It's easy to forget today, but the brief bout of Cleggmania last year was animated by this hunger for change. Even the Tories have sometimes sought to drape themselves in this mantle.

There is a progressive majority in Britain. The great Labour governments from 1945 to 1997 all won power because they became the voice for that progressive majority. Last May we failed because we were not that voice. As a result, we have a government of the neoliberal right with a reckless economic agenda.

Labour's response must be to understand where we lost our way and how we can rally all those who share our values in other parties and in none. To do that, we must be willing to change.

Citing the need to recognise the importance of liberty, Miliband cites the importance of liberal reformers like Beveridge and Keynes in Labour's own history, Ed Miliband welcomes LibDems who have moved to Labour but also writes that he respects those Liberal Democrats "who have decided to stay and fight for the soul of their party" and wants to "co-operate with them in parliament and outside it" with those "who have the courage of their convictions" and wish to challenge the direction of the government.

Saturday's Independent reports that Miliband will say:

"Forgive me if I decline to join those of you who are gloating at the expense of the Liberal Democrats. Their decision to join a Conservative-led Government was a tragic mistake, and I hope they come to see that in time."


Miliband will also talk about the need to reconnect with what he calls Labour's own "lost traditions of mutualism, localism and solidarity" - suggesting that limits to "free market fundamentalism" are needed to conserve the institutions and relationships people value.

An influential voice on the Labour leader on these themes is Maurice Glasman, recently appointed to the Lords as a Labour peer by Miliband. Glasman will speak on a conference panel, having contributed a new Fabian Review essay on the importance of Labour's traditions of community to the party's identity.


Miliband will pitch to what he calls the "real centre ground of British politics", according to extracts released by the Press Association, and reported by Bloomberg.

I want to become the voice and hope of those who feel squeezed by an economic system that promised to liberate them. I want us to articulate the frustration of people who are fed up with bankers taking vast public subsidies and then rewarding themselves for failure while the rest of the country struggles.

"I want us to be the party that answers the call for a fairer sharing of the nation's wealth, strong and responsive public services and a different kind of politics.
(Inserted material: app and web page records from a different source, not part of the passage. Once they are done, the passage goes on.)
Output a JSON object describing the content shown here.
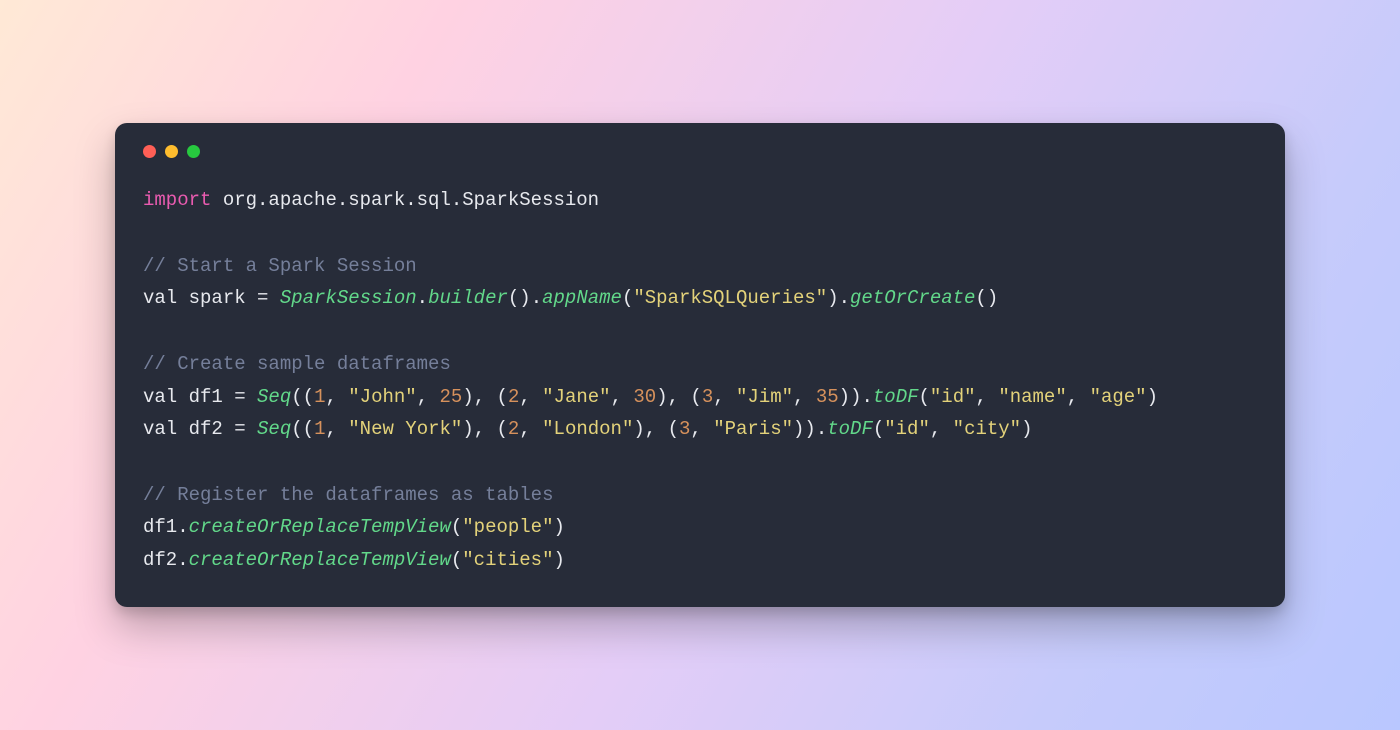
{
  "colors": {
    "window_bg": "#272c39",
    "traffic": {
      "red": "#ff5f56",
      "yellow": "#ffbd2e",
      "green": "#27c93f"
    },
    "token": {
      "keyword": "#e95bb0",
      "comment": "#757f9a",
      "function": "#62d88a",
      "string": "#e3d27a",
      "number": "#d6915c",
      "plain": "#e7e9ee"
    }
  },
  "language": "scala",
  "code_lines": [
    [
      {
        "t": "kw",
        "v": "import"
      },
      {
        "t": "pl",
        "v": " org.apache.spark.sql.SparkSession"
      }
    ],
    [],
    [
      {
        "t": "cmt",
        "v": "// Start a Spark Session"
      }
    ],
    [
      {
        "t": "pl",
        "v": "val spark = "
      },
      {
        "t": "fn",
        "v": "SparkSession"
      },
      {
        "t": "pl",
        "v": "."
      },
      {
        "t": "fn",
        "v": "builder"
      },
      {
        "t": "pl",
        "v": "()."
      },
      {
        "t": "fn",
        "v": "appName"
      },
      {
        "t": "pl",
        "v": "("
      },
      {
        "t": "str",
        "v": "\"SparkSQLQueries\""
      },
      {
        "t": "pl",
        "v": ")."
      },
      {
        "t": "fn",
        "v": "getOrCreate"
      },
      {
        "t": "pl",
        "v": "()"
      }
    ],
    [],
    [
      {
        "t": "cmt",
        "v": "// Create sample dataframes"
      }
    ],
    [
      {
        "t": "pl",
        "v": "val df1 = "
      },
      {
        "t": "fn",
        "v": "Seq"
      },
      {
        "t": "pl",
        "v": "(("
      },
      {
        "t": "num",
        "v": "1"
      },
      {
        "t": "pl",
        "v": ", "
      },
      {
        "t": "str",
        "v": "\"John\""
      },
      {
        "t": "pl",
        "v": ", "
      },
      {
        "t": "num",
        "v": "25"
      },
      {
        "t": "pl",
        "v": "), ("
      },
      {
        "t": "num",
        "v": "2"
      },
      {
        "t": "pl",
        "v": ", "
      },
      {
        "t": "str",
        "v": "\"Jane\""
      },
      {
        "t": "pl",
        "v": ", "
      },
      {
        "t": "num",
        "v": "30"
      },
      {
        "t": "pl",
        "v": "), ("
      },
      {
        "t": "num",
        "v": "3"
      },
      {
        "t": "pl",
        "v": ", "
      },
      {
        "t": "str",
        "v": "\"Jim\""
      },
      {
        "t": "pl",
        "v": ", "
      },
      {
        "t": "num",
        "v": "35"
      },
      {
        "t": "pl",
        "v": "))."
      },
      {
        "t": "fn",
        "v": "toDF"
      },
      {
        "t": "pl",
        "v": "("
      },
      {
        "t": "str",
        "v": "\"id\""
      },
      {
        "t": "pl",
        "v": ", "
      },
      {
        "t": "str",
        "v": "\"name\""
      },
      {
        "t": "pl",
        "v": ", "
      },
      {
        "t": "str",
        "v": "\"age\""
      },
      {
        "t": "pl",
        "v": ")"
      }
    ],
    [
      {
        "t": "pl",
        "v": "val df2 = "
      },
      {
        "t": "fn",
        "v": "Seq"
      },
      {
        "t": "pl",
        "v": "(("
      },
      {
        "t": "num",
        "v": "1"
      },
      {
        "t": "pl",
        "v": ", "
      },
      {
        "t": "str",
        "v": "\"New York\""
      },
      {
        "t": "pl",
        "v": "), ("
      },
      {
        "t": "num",
        "v": "2"
      },
      {
        "t": "pl",
        "v": ", "
      },
      {
        "t": "str",
        "v": "\"London\""
      },
      {
        "t": "pl",
        "v": "), ("
      },
      {
        "t": "num",
        "v": "3"
      },
      {
        "t": "pl",
        "v": ", "
      },
      {
        "t": "str",
        "v": "\"Paris\""
      },
      {
        "t": "pl",
        "v": "))."
      },
      {
        "t": "fn",
        "v": "toDF"
      },
      {
        "t": "pl",
        "v": "("
      },
      {
        "t": "str",
        "v": "\"id\""
      },
      {
        "t": "pl",
        "v": ", "
      },
      {
        "t": "str",
        "v": "\"city\""
      },
      {
        "t": "pl",
        "v": ")"
      }
    ],
    [],
    [
      {
        "t": "cmt",
        "v": "// Register the dataframes as tables"
      }
    ],
    [
      {
        "t": "pl",
        "v": "df1."
      },
      {
        "t": "fn",
        "v": "createOrReplaceTempView"
      },
      {
        "t": "pl",
        "v": "("
      },
      {
        "t": "str",
        "v": "\"people\""
      },
      {
        "t": "pl",
        "v": ")"
      }
    ],
    [
      {
        "t": "pl",
        "v": "df2."
      },
      {
        "t": "fn",
        "v": "createOrReplaceTempView"
      },
      {
        "t": "pl",
        "v": "("
      },
      {
        "t": "str",
        "v": "\"cities\""
      },
      {
        "t": "pl",
        "v": ")"
      }
    ]
  ]
}
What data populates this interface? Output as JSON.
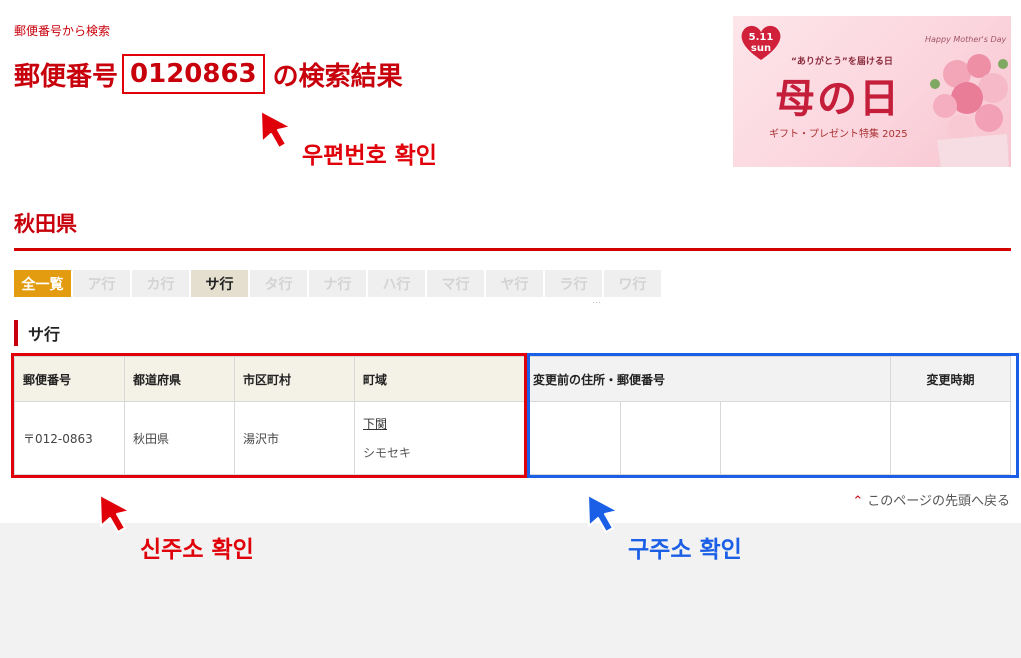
{
  "breadcrumb": "郵便番号から検索",
  "title": {
    "prefix": "郵便番号",
    "zip": "0120863",
    "suffix": "の検索結果"
  },
  "banner": {
    "date": "5.11",
    "day": "sun",
    "script": "Happy Mother's Day",
    "subtitle": "“ありがとう”を届ける日",
    "main": "母の日",
    "tagline": "ギフト・プレゼント特集 2025"
  },
  "prefecture": "秋田県",
  "tabs": [
    {
      "label": "全一覧",
      "state": "all"
    },
    {
      "label": "ア行",
      "state": "disabled"
    },
    {
      "label": "カ行",
      "state": "disabled"
    },
    {
      "label": "サ行",
      "state": "active"
    },
    {
      "label": "タ行",
      "state": "disabled"
    },
    {
      "label": "ナ行",
      "state": "disabled"
    },
    {
      "label": "ハ行",
      "state": "disabled"
    },
    {
      "label": "マ行",
      "state": "disabled"
    },
    {
      "label": "ヤ行",
      "state": "disabled"
    },
    {
      "label": "ラ行",
      "state": "disabled"
    },
    {
      "label": "ワ行",
      "state": "disabled"
    }
  ],
  "tabs_more": "…",
  "section_heading": "サ行",
  "table": {
    "headers": {
      "zip": "郵便番号",
      "prefecture": "都道府県",
      "city": "市区町村",
      "town": "町域",
      "previous": "変更前の住所・郵便番号",
      "changed_at": "変更時期"
    },
    "row": {
      "zip": "〒012-0863",
      "prefecture": "秋田県",
      "city": "湯沢市",
      "town": "下関",
      "town_kana": "シモセキ",
      "prev_1": "",
      "prev_2": "",
      "prev_3": "",
      "changed_at": ""
    }
  },
  "back_to_top": "このページの先頭へ戻る",
  "annotations": {
    "zip_check": "우편번호 확인",
    "new_address": "신주소 확인",
    "old_address": "구주소 확인"
  },
  "colors": {
    "brand_red": "#c8000b",
    "annotation_red": "#e0000a",
    "annotation_blue": "#1a5fe6",
    "all_tab": "#e39c10"
  },
  "icons": {
    "cursor": "arrow-cursor-icon",
    "back_top": "chevron-up-icon"
  }
}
This is the real centre ground of British politics and it is our duty to speak up for it."

Fabian research director Tim Horton wrote this week for The Guardian about the battle of middle Britain - and the "angry middle" concern at bankers getting a free ride, drawing on Fabian research for the Joseph Rowntree Foundation, and the Fabian/Webb Memorial Trust book The Solidarity Society.

More conference previews

Sunder Katwala on the electoral mountain for both major parties at the New Statesman.

Mehdi Hasan says Miliband must seize the moment.

Will Straw argues that Simon Hughes' progressive claims don't stack up.

Daniel Elton on the lessons from the right for movement politics.

The Fabian Review conference special editorial on Ed Miliband's 2011 challenge

Paul Richards for Progress on what an alternative might look like.

Also at Progress, Hopi Sen, Rupa Huq and Sam Townend advise Ed Miliband on what to say.

Jason Cowley in the Mirror on Ed's road ahead

Andrew Grice in The Independent on the pitch to the radical centre

Tribune on Ed Miliband's challenge to the banks and the government.

During Saturday, there will be reports and coverage from our media partners The Guardian, the New Statesman and Left Foot Forward, as well as here on Next Left, and on the Fabian website too. LabourList and Liberal Conspiracy are among other major left blogs planning to report on the event.

If you blog about the conference, do please leave a comment with the link. We plan to round up reactions on Sunday and Monday.

1 comment:

Delilah said...

Well done on Ed's introduction Sunder - smoothly done. It was a good speech and well-received. I was impressed with his optimism and ideas, and am eager to know how these might practically translate into change. I wrote a blog post here: